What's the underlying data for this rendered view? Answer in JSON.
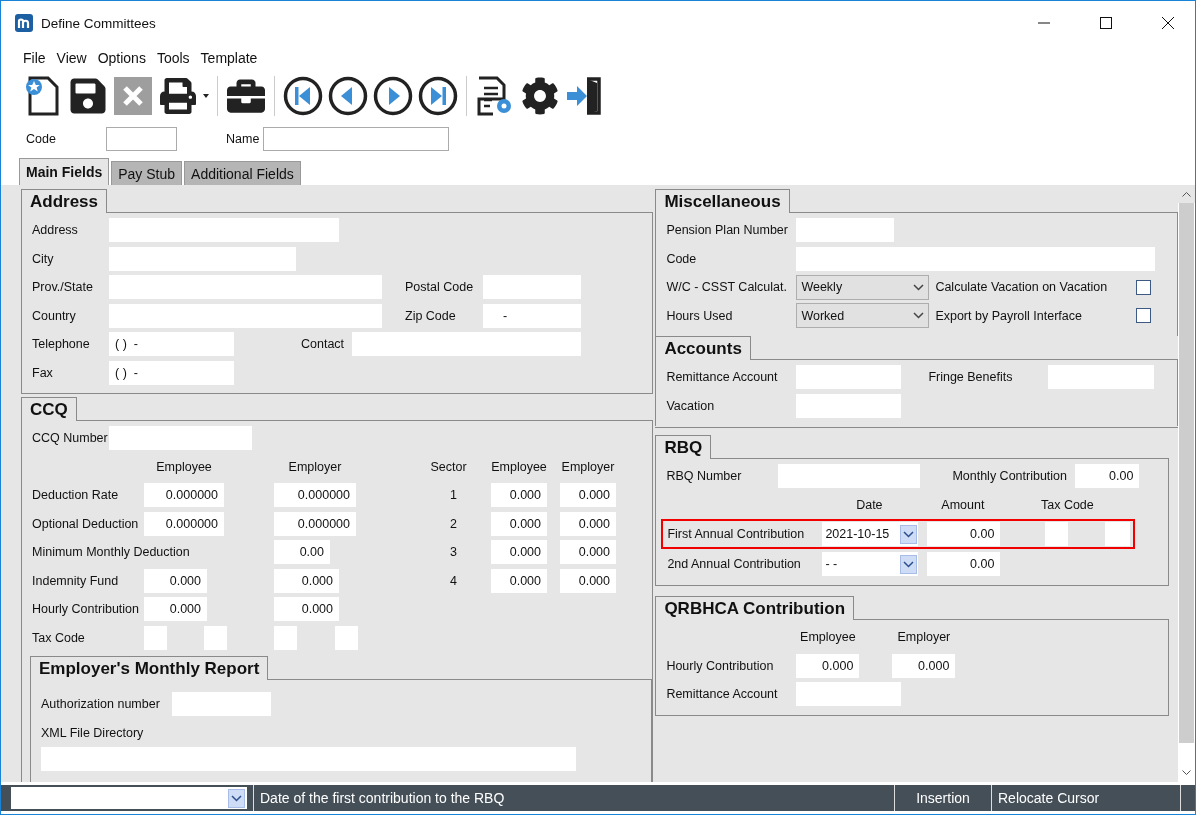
{
  "window": {
    "title": "Define Committees"
  },
  "menu": [
    "File",
    "View",
    "Options",
    "Tools",
    "Template"
  ],
  "header": {
    "code_label": "Code",
    "name_label": "Name"
  },
  "tabs": [
    {
      "label": "Main Fields",
      "selected": true
    },
    {
      "label": "Pay Stub",
      "selected": false
    },
    {
      "label": "Additional Fields",
      "selected": false
    }
  ],
  "address": {
    "title": "Address",
    "address_label": "Address",
    "city_label": "City",
    "prov_label": "Prov./State",
    "postal_label": "Postal Code",
    "country_label": "Country",
    "zip_label": "Zip Code",
    "zip_value": "-",
    "telephone_label": "Telephone",
    "telephone_value": "( )  -",
    "contact_label": "Contact",
    "fax_label": "Fax",
    "fax_value": "( )  -"
  },
  "ccq": {
    "title": "CCQ",
    "number_label": "CCQ Number",
    "headers": [
      "Employee",
      "Employer",
      "Sector",
      "Employee",
      "Employer"
    ],
    "rows": [
      {
        "label": "Deduction Rate",
        "employee": "0.000000",
        "employer": "0.000000",
        "sector": "1",
        "sector_employee": "0.000",
        "sector_employer": "0.000"
      },
      {
        "label": "Optional Deduction",
        "employee": "0.000000",
        "employer": "0.000000",
        "sector": "2",
        "sector_employee": "0.000",
        "sector_employer": "0.000"
      },
      {
        "label": "Minimum Monthly Deduction",
        "employer": "0.00",
        "sector": "3",
        "sector_employee": "0.000",
        "sector_employer": "0.000"
      },
      {
        "label": "Indemnity Fund",
        "employee": "0.000",
        "employer": "0.000",
        "sector": "4",
        "sector_employee": "0.000",
        "sector_employer": "0.000"
      },
      {
        "label": "Hourly Contribution",
        "employee": "0.000",
        "employer": "0.000"
      }
    ],
    "tax_code_label": "Tax Code"
  },
  "monthly_report": {
    "title": "Employer's Monthly Report",
    "authorization_label": "Authorization number",
    "xml_label": "XML File Directory"
  },
  "miscellaneous": {
    "title": "Miscellaneous",
    "pension_label": "Pension Plan Number",
    "code_label": "Code",
    "wc_label": "W/C - CSST Calculat.",
    "wc_value": "Weekly",
    "hours_label": "Hours Used",
    "hours_value": "Worked",
    "options": [
      {
        "label": "Calculate Vacation on Vacation",
        "checked": false
      },
      {
        "label": "Export by Payroll Interface",
        "checked": false
      }
    ]
  },
  "accounts": {
    "title": "Accounts",
    "remittance_label": "Remittance Account",
    "fringe_label": "Fringe Benefits",
    "vacation_label": "Vacation"
  },
  "rbq": {
    "title": "RBQ",
    "number_label": "RBQ Number",
    "monthly_label": "Monthly Contribution",
    "monthly_value": "0.00",
    "headers": [
      "Date",
      "Amount",
      "Tax Code"
    ],
    "contributions": [
      {
        "label": "First Annual Contribution",
        "date": "2021-10-15",
        "amount": "0.00",
        "highlighted": true,
        "tax_code_fields": true
      },
      {
        "label": "2nd Annual Contribution",
        "date": "- -",
        "amount": "0.00",
        "highlighted": false,
        "tax_code_fields": false
      }
    ]
  },
  "qrbhca": {
    "title": "QRBHCA Contribution",
    "headers": [
      "Employee",
      "Employer"
    ],
    "hourly_label": "Hourly Contribution",
    "employee": "0.000",
    "employer": "0.000",
    "remittance_label": "Remittance Account"
  },
  "status_bar": {
    "message": "Date of the first contribution to the RBQ",
    "mode": "Insertion",
    "action": "Relocate Cursor"
  }
}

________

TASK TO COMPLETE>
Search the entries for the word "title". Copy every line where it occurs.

SOLUTION BELOW>
    "title": "Define Committees"
    "title": "Address",
    "title": "CCQ",
    "title": "Employer's Monthly Report",
    "title": "Miscellaneous",
    "title": "Accounts",
    "title": "RBQ",
    "title": "QRBHCA Contribution",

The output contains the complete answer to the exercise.